a-kRta: not accomplished
artha: aim , purpose (ifc. " for the sake of , on account of , in behalf of , for ")
na: not
dadRshe = 3rd pers. sg. (aatmane-pada) perfect. dRsh: to see, behold , meet

yasya (gen. sg.): of whom, of him [the king]
darshanam: n. seeing , observing , looking ; visiting ; n. audience , meeting (with gen.) ; n. experiencing ;n. the eye; n. the becoming visible or known , presence; n. appearance (before the judge)
eyivaan: got, obtained

4 comments:

jiblet said...

Hi Mike,

Perhaps eyivaan is the perfect active participle (nom. sing.) - usually described as 'the participle in vaaMs' - of the root /i, to go? Such participles are rare, I read; perhaps that's why I've not been able to find rules for modification of the root, to see if /i becomes eyi before the addition of vaan, and so is, in fact, the root. I might be way off, but the perfect active participle is the only -aan ending I'm aware of (apart from the masc. acc. plural of nouns, which can't be right, here).

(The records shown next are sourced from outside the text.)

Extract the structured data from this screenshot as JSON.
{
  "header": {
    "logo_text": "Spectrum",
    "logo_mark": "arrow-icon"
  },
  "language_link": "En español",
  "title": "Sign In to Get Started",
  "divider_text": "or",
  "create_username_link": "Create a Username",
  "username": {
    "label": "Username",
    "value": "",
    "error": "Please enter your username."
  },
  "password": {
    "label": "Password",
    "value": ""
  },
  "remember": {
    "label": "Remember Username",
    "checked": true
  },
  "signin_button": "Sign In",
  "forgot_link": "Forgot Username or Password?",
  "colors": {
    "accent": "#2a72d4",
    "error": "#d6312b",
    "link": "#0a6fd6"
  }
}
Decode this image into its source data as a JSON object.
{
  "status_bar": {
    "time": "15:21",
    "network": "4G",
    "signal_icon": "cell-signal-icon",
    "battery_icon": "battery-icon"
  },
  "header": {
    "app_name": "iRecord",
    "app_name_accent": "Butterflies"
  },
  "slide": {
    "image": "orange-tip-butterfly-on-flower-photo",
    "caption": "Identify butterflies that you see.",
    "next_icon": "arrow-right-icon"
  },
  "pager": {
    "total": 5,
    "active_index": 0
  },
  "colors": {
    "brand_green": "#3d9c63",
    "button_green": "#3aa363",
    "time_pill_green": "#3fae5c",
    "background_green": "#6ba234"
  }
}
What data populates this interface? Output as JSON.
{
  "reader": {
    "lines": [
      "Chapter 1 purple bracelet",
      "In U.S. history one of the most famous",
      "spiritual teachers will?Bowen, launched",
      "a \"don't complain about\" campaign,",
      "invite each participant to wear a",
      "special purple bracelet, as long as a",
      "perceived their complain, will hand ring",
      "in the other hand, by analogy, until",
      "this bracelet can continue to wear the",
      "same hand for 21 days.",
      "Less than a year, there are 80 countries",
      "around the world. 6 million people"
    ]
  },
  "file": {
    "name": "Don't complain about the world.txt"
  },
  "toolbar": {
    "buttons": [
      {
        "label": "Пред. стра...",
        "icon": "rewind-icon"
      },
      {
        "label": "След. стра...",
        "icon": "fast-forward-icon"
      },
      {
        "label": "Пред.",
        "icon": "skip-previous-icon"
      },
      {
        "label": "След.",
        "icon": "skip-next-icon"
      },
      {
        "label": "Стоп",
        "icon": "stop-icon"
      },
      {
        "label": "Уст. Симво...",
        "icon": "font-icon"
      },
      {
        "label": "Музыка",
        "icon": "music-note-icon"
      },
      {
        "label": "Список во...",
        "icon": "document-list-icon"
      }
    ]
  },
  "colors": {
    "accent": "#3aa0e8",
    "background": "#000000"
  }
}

If/when I realise I've made a stupid mistake, I'll let you know, Mike.

Mike Cross said...

Thanks jiblet,

Among various contenders I considered, aa-√i, to reach, to attain, looked like the favourite. But I couldn't find confirmation of exactly how it became eyivaan.

From what you write, I am guessing that eyivaan is the perfect active participle (nom. sg.) of aa-√i. That would fit with the translations of EHJ and LC, and also with the translations I found on the internet of eyivaan as "got" and "obtained."

Thanks again... will look forward to receiving confirmation or otherwise in due course...

jiblet said...

I didn't even consdider aa-i, Mike! I was stuck, confused, in perfect tense reduplication mode.

My guess is that you're right. The sandhi works. And as the meaning fits with the other translations you've found, I can think of no other solution. Not that there might not be one...but what we've arrived at seems correct to me.

Mike Cross said...

Many thanks jiblet,

In a scientific spirit, let us go with that understanding until such time as it is falsified by any new information that comes to light.